Interface dataset entries
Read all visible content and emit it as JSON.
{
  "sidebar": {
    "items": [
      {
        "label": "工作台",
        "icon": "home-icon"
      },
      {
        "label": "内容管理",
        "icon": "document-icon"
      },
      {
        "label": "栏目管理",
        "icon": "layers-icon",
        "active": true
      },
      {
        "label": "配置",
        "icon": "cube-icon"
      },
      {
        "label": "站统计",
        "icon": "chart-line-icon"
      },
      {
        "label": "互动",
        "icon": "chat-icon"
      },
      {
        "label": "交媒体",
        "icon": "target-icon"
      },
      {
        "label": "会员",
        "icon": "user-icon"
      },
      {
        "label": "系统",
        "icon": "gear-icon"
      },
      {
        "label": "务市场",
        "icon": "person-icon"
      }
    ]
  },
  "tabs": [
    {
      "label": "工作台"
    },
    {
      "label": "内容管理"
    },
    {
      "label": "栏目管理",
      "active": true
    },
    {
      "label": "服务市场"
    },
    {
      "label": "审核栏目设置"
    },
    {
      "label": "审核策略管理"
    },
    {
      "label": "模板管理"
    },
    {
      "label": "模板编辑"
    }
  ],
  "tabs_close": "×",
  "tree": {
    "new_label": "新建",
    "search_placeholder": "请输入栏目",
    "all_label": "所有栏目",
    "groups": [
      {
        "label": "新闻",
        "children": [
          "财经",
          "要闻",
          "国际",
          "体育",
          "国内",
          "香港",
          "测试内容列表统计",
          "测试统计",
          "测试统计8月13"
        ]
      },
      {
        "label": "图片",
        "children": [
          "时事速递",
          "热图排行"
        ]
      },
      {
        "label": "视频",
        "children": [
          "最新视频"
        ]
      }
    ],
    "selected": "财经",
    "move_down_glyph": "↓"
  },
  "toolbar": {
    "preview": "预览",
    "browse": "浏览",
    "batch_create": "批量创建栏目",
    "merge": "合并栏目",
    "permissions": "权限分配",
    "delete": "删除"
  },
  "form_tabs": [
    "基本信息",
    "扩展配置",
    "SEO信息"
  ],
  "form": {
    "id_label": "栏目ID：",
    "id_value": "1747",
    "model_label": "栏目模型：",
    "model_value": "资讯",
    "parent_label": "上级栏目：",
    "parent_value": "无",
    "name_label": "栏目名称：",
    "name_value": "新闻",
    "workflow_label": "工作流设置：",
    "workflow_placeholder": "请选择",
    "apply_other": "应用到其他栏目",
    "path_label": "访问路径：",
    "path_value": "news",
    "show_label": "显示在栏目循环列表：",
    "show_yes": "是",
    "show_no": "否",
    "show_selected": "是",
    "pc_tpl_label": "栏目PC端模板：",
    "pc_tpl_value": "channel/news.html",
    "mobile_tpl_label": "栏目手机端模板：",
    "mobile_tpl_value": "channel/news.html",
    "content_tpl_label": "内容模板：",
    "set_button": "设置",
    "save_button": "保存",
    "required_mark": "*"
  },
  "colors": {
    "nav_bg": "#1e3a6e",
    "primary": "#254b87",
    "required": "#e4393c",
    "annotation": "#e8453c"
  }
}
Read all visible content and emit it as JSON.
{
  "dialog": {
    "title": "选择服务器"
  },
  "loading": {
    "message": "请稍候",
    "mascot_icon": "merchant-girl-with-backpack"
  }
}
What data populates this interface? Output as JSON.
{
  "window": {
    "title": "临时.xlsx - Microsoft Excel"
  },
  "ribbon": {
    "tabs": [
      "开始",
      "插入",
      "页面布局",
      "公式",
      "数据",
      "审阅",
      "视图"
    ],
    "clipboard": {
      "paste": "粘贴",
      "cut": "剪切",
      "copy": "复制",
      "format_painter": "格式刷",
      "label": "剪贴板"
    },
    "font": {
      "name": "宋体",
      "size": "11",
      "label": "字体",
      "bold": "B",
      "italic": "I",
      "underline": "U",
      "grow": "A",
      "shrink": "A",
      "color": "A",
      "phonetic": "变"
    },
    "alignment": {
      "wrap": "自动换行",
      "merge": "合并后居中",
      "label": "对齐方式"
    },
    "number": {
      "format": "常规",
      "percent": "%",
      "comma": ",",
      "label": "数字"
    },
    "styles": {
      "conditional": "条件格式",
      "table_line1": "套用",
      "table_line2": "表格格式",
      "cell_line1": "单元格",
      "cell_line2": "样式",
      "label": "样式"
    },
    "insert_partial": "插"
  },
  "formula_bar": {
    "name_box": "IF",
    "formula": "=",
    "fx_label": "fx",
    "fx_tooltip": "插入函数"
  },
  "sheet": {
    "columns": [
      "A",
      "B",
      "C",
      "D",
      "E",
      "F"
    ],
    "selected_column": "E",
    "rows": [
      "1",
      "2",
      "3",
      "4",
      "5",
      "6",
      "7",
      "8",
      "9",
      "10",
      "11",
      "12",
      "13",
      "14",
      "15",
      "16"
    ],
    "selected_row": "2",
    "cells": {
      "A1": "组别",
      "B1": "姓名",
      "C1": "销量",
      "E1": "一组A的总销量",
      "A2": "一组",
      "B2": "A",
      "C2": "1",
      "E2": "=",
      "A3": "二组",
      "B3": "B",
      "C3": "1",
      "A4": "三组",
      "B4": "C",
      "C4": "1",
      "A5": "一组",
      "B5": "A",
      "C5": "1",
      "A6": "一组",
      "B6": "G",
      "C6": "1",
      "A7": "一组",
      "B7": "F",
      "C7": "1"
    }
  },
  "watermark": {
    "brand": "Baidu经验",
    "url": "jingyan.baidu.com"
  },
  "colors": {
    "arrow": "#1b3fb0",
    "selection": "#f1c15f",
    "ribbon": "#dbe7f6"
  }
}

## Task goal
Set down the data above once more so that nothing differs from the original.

## Answer to the problem
Read all visible content and emit it as JSON.
{
  "sidebar": {
    "items": [
      {
        "label": "工作台",
        "icon": "home-icon"
      },
      {
        "label": "内容管理",
        "icon": "document-icon"
      },
      {
        "label": "栏目管理",
        "icon": "layers-icon",
        "active": true
      },
      {
        "label": "配置",
        "icon": "cube-icon"
      },
      {
        "label": "站统计",
        "icon": "chart-line-icon"
      },
      {
        "label": "互动",
        "icon": "chat-icon"
      },
      {
        "label": "交媒体",
        "icon": "target-icon"
      },
      {
        "label": "会员",
        "icon": "user-icon"
      },
      {
        "label": "系统",
        "icon": "gear-icon"
      },
      {
        "label": "务市场",
        "icon": "person-icon"
      }
    ]
  },
  "tabs": [
    {
      "label": "工作台"
    },
    {
      "label": "内容管理"
    },
    {
      "label": "栏目管理",
      "active": true
    },
    {
      "label": "服务市场"
    },
    {
      "label": "审核栏目设置"
    },
    {
      "label": "审核策略管理"
    },
    {
      "label": "模板管理"
    },
    {
      "label": "模板编辑"
    }
  ],
  "tabs_close": "×",
  "tree": {
    "new_label": "新建",
    "search_placeholder": "请输入栏目",
    "all_label": "所有栏目",
    "groups": [
      {
        "label": "新闻",
        "children": [
          "财经",
          "要闻",
          "国际",
          "体育",
          "国内",
          "香港",
          "测试内容列表统计",
          "测试统计",
          "测试统计8月13"
        ]
      },
      {
        "label": "图片",
        "children": [
          "时事速递",
          "热图排行"
        ]
      },
      {
        "label": "视频",
        "children": [
          "最新视频"
        ]
      }
    ],
    "selected": "财经",
    "move_down_glyph": "↓"
  },
  "toolbar": {
    "preview": "预览",
    "browse": "浏览",
    "batch_create": "批量创建栏目",
    "merge": "合并栏目",
    "permissions": "权限分配",
    "delete": "删除"
  },
  "form_tabs": [
    "基本信息",
    "扩展配置",
    "SEO信息"
  ],
  "form": {
    "id_label": "栏目ID：",
    "id_value": "1747",
    "model_label": "栏目模型：",
    "model_value": "资讯",
    "parent_label": "上级栏目：",
    "parent_value": "无",
    "name_label": "栏目名称：",
    "name_value": "新闻",
    "workflow_label": "工作流设置：",
    "workflow_placeholder": "请选择",
    "apply_other": "应用到其他栏目",
    "path_label": "访问路径：",
    "path_value": "news",
    "show_label": "显示在栏目循环列表：",
    "show_yes": "是",
    "show_no": "否",
    "show_selected": "是",
    "pc_tpl_label": "栏目PC端模板：",
    "pc_tpl_value": "channel/news.html",
    "mobile_tpl_label": "栏目手机端模板：",
    "mobile_tpl_value": "channel/news.html",
    "content_tpl_label": "内容模板：",
    "set_button": "设置",
    "save_button": "保存",
    "required_mark": "*"
  },
  "colors": {
    "nav_bg": "#1e3a6e",
    "primary": "#254b87",
    "required": "#e4393c",
    "annotation": "#e8453c"
  }
}
Read all visible content and emit it as JSON.
{
  "dialog": {
    "title": "选择服务器"
  },
  "loading": {
    "message": "请稍候",
    "mascot_icon": "merchant-girl-with-backpack"
  }
}
What data populates this interface? Output as JSON.
{
  "window": {
    "title": "临时.xlsx - Microsoft Excel"
  },
  "ribbon": {
    "tabs": [
      "开始",
      "插入",
      "页面布局",
      "公式",
      "数据",
      "审阅",
      "视图"
    ],
    "clipboard": {
      "paste": "粘贴",
      "cut": "剪切",
      "copy": "复制",
      "format_painter": "格式刷",
      "label": "剪贴板"
    },
    "font": {
      "name": "宋体",
      "size": "11",
      "label": "字体",
      "bold": "B",
      "italic": "I",
      "underline": "U",
      "grow": "A",
      "shrink": "A",
      "color": "A",
      "phonetic": "变"
    },
    "alignment": {
      "wrap": "自动换行",
      "merge": "合并后居中",
      "label": "对齐方式"
    },
    "number": {
      "format": "常规",
      "percent": "%",
      "comma": ",",
      "label": "数字"
    },
    "styles": {
      "conditional": "条件格式",
      "table_line1": "套用",
      "table_line2": "表格格式",
      "cell_line1": "单元格",
      "cell_line2": "样式",
      "label": "样式"
    },
    "insert_partial": "插"
  },
  "formula_bar": {
    "name_box": "IF",
    "formula": "=",
    "fx_label": "fx",
    "fx_tooltip": "插入函数"
  },
  "sheet": {
    "columns": [
      "A",
      "B",
      "C",
      "D",
      "E",
      "F"
    ],
    "selected_column": "E",
    "rows": [
      "1",
      "2",
      "3",
      "4",
      "5",
      "6",
      "7",
      "8",
      "9",
      "10",
      "11",
      "12",
      "13",
      "14",
      "15",
      "16"
    ],
    "selected_row": "2",
    "cells": {
      "A1": "组别",
      "B1": "姓名",
      "C1": "销量",
      "E1": "一组A的总销量",
      "A2": "一组",
      "B2": "A",
      "C2": "1",
      "E2": "=",
      "A3": "二组",
      "B3": "B",
      "C3": "1",
      "A4": "三组",
      "B4": "C",
      "C4": "1",
      "A5": "一组",
      "B5": "A",
      "C5": "1",
      "A6": "一组",
      "B6": "G",
      "C6": "1",
      "A7": "一组",
      "B7": "F",
      "C7": "1"
    }
  },
  "watermark": {
    "brand": "Baidu经验",
    "url": "jingyan.baidu.com"
  },
  "colors": {
    "arrow": "#1b3fb0",
    "selection": "#f1c15f",
    "ribbon": "#dbe7f6"
  }
}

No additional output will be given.